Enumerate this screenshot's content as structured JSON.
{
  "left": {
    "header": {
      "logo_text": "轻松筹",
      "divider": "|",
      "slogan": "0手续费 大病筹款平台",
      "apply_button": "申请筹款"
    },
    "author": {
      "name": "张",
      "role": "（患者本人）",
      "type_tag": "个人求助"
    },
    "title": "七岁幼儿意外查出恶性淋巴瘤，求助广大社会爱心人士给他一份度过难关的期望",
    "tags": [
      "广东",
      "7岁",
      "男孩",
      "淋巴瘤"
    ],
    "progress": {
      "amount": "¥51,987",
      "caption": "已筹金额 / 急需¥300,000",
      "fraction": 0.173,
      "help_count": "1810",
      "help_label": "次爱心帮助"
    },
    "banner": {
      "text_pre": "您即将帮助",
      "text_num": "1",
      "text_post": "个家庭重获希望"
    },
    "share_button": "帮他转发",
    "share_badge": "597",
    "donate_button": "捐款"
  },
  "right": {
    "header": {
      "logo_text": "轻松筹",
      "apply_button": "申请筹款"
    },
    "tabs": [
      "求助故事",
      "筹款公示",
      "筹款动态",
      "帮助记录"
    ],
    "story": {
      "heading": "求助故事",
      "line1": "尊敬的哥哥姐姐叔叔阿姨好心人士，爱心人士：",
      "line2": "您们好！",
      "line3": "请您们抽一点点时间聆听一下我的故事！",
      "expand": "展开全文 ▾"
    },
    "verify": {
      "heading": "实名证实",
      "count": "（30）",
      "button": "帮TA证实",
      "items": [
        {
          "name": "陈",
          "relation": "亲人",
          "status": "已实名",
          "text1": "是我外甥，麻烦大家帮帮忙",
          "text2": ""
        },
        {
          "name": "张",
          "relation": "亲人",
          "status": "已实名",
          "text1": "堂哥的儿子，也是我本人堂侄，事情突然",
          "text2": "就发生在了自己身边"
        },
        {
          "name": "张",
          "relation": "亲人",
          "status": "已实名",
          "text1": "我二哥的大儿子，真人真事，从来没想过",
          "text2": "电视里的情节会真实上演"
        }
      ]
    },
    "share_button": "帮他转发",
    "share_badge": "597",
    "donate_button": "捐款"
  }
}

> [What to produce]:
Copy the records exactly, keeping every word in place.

> [Reply to the task]:
Enumerate this screenshot's content as structured JSON.
{
  "left": {
    "header": {
      "logo_text": "轻松筹",
      "divider": "|",
      "slogan": "0手续费 大病筹款平台",
      "apply_button": "申请筹款"
    },
    "author": {
      "name": "张",
      "role": "（患者本人）",
      "type_tag": "个人求助"
    },
    "title": "七岁幼儿意外查出恶性淋巴瘤，求助广大社会爱心人士给他一份度过难关的期望",
    "tags": [
      "广东",
      "7岁",
      "男孩",
      "淋巴瘤"
    ],
    "progress": {
      "amount": "¥51,987",
      "caption": "已筹金额 / 急需¥300,000",
      "fraction": 0.173,
      "help_count": "1810",
      "help_label": "次爱心帮助"
    },
    "banner": {
      "text_pre": "您即将帮助",
      "text_num": "1",
      "text_post": "个家庭重获希望"
    },
    "share_button": "帮他转发",
    "share_badge": "597",
    "donate_button": "捐款"
  },
  "right": {
    "header": {
      "logo_text": "轻松筹",
      "apply_button": "申请筹款"
    },
    "tabs": [
      "求助故事",
      "筹款公示",
      "筹款动态",
      "帮助记录"
    ],
    "story": {
      "heading": "求助故事",
      "line1": "尊敬的哥哥姐姐叔叔阿姨好心人士，爱心人士：",
      "line2": "您们好！",
      "line3": "请您们抽一点点时间聆听一下我的故事！",
      "expand": "展开全文 ▾"
    },
    "verify": {
      "heading": "实名证实",
      "count": "（30）",
      "button": "帮TA证实",
      "items": [
        {
          "name": "陈",
          "relation": "亲人",
          "status": "已实名",
          "text1": "是我外甥，麻烦大家帮帮忙",
          "text2": ""
        },
        {
          "name": "张",
          "relation": "亲人",
          "status": "已实名",
          "text1": "堂哥的儿子，也是我本人堂侄，事情突然",
          "text2": "就发生在了自己身边"
        },
        {
          "name": "张",
          "relation": "亲人",
          "status": "已实名",
          "text1": "我二哥的大儿子，真人真事，从来没想过",
          "text2": "电视里的情节会真实上演"
        }
      ]
    },
    "share_button": "帮他转发",
    "share_badge": "597",
    "donate_button": "捐款"
  }
}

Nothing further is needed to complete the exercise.